____ EXTRACTED RECORDS

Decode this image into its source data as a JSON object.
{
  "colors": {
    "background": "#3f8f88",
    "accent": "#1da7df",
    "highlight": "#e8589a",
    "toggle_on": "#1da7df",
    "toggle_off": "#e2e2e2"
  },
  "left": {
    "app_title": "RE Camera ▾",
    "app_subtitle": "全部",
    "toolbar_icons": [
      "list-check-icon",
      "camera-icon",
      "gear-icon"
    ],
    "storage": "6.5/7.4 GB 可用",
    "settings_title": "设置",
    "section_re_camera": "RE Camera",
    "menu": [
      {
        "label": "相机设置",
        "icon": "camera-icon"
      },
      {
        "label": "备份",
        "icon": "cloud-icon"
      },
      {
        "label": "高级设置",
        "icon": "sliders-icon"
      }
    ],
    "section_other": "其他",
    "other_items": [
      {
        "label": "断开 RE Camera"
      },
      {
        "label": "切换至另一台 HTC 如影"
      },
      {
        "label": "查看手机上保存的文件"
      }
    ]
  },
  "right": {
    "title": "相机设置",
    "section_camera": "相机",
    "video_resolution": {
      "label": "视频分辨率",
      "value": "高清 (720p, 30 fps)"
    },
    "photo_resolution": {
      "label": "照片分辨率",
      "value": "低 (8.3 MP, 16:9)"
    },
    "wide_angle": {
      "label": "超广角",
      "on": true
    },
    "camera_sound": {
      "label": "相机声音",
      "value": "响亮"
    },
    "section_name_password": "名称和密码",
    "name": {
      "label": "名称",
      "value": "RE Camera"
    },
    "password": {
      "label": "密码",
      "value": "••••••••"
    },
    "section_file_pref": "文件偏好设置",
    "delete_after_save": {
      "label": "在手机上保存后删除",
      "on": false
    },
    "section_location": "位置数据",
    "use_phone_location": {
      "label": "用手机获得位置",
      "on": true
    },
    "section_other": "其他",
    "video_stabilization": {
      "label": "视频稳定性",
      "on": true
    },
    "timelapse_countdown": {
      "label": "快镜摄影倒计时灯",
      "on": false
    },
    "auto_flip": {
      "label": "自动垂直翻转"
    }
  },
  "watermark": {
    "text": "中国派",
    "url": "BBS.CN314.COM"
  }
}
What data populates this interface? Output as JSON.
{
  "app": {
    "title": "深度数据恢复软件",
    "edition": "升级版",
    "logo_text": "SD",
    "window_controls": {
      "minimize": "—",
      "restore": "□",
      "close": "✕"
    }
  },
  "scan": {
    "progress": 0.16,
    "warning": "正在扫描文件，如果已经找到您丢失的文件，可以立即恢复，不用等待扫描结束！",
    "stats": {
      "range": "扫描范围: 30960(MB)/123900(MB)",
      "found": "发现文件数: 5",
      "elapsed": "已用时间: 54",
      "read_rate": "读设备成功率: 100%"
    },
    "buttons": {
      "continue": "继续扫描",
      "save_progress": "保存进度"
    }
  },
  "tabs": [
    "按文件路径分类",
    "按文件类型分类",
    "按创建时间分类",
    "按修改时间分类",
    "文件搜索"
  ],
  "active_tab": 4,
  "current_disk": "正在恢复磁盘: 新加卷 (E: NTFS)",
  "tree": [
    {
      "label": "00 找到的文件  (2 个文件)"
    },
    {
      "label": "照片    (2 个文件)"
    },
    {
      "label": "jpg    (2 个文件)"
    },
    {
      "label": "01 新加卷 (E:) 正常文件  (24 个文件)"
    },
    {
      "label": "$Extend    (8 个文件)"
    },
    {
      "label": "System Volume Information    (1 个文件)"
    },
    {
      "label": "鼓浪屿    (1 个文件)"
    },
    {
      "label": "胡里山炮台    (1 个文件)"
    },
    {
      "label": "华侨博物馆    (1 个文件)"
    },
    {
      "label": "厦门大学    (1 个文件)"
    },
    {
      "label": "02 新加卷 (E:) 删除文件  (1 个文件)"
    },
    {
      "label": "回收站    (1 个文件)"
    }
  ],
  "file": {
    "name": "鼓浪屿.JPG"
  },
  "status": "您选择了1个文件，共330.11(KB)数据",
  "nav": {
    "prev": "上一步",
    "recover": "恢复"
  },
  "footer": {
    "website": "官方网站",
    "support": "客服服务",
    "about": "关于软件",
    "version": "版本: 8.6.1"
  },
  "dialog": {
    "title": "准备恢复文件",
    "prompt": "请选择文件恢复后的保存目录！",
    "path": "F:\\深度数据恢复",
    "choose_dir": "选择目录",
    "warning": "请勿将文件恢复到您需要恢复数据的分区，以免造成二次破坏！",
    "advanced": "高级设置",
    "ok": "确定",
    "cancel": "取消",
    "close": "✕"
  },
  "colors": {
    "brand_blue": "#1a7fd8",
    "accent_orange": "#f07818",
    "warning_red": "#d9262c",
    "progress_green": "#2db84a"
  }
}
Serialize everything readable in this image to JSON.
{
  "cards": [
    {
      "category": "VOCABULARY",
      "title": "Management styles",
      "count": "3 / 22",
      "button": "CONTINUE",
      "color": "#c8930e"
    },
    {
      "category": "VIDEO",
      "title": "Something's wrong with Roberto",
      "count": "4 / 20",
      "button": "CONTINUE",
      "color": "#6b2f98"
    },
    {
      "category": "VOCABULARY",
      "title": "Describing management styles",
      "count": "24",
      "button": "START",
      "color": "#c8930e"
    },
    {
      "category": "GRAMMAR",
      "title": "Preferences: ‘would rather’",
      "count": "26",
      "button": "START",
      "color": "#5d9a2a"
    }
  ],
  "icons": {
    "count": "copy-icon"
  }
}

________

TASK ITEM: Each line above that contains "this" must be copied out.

YOUR SOLUTION:
Decode this image into its source data as a JSON object.
What data populates this interface? Output as JSON.
Serialize everything readable in this image to JSON.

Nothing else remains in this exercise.